● ACTION ITEM
Every record that follows should be output exactly as it is given.

┏━━

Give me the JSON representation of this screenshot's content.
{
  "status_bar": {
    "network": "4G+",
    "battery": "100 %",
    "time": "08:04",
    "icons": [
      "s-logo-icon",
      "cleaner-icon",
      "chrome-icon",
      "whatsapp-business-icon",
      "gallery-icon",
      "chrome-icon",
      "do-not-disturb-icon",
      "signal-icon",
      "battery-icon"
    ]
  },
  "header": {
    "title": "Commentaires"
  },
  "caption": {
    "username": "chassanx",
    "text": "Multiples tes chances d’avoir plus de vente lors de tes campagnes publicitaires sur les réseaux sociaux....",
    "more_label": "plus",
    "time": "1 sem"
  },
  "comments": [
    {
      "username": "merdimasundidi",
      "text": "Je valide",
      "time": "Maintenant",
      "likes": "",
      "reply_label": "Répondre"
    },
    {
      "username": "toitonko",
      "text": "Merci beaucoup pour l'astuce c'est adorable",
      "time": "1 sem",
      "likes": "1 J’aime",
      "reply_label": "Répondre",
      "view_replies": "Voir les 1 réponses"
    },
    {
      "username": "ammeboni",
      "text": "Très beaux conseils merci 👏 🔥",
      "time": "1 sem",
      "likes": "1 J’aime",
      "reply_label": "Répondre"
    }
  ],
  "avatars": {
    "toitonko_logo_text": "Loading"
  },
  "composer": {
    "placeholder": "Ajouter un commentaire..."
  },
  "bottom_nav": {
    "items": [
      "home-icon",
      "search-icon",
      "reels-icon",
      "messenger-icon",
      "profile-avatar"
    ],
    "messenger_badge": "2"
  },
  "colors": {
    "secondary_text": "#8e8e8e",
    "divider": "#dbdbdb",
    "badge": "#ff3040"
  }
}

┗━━

● OUTPUT OF THE TASK
Give me the JSON representation of this screenshot's content.
{
  "status_bar": {
    "network": "4G+",
    "battery": "100 %",
    "time": "08:04",
    "icons": [
      "s-logo-icon",
      "cleaner-icon",
      "chrome-icon",
      "whatsapp-business-icon",
      "gallery-icon",
      "chrome-icon",
      "do-not-disturb-icon",
      "signal-icon",
      "battery-icon"
    ]
  },
  "header": {
    "title": "Commentaires"
  },
  "caption": {
    "username": "chassanx",
    "text": "Multiples tes chances d’avoir plus de vente lors de tes campagnes publicitaires sur les réseaux sociaux....",
    "more_label": "plus",
    "time": "1 sem"
  },
  "comments": [
    {
      "username": "merdimasundidi",
      "text": "Je valide",
      "time": "Maintenant",
      "likes": "",
      "reply_label": "Répondre"
    },
    {
      "username": "toitonko",
      "text": "Merci beaucoup pour l'astuce c'est adorable",
      "time": "1 sem",
      "likes": "1 J’aime",
      "reply_label": "Répondre",
      "view_replies": "Voir les 1 réponses"
    },
    {
      "username": "ammeboni",
      "text": "Très beaux conseils merci 👏 🔥",
      "time": "1 sem",
      "likes": "1 J’aime",
      "reply_label": "Répondre"
    }
  ],
  "avatars": {
    "toitonko_logo_text": "Loading"
  },
  "composer": {
    "placeholder": "Ajouter un commentaire..."
  },
  "bottom_nav": {
    "items": [
      "home-icon",
      "search-icon",
      "reels-icon",
      "messenger-icon",
      "profile-avatar"
    ],
    "messenger_badge": "2"
  },
  "colors": {
    "secondary_text": "#8e8e8e",
    "divider": "#dbdbdb",
    "badge": "#ff3040"
  }
}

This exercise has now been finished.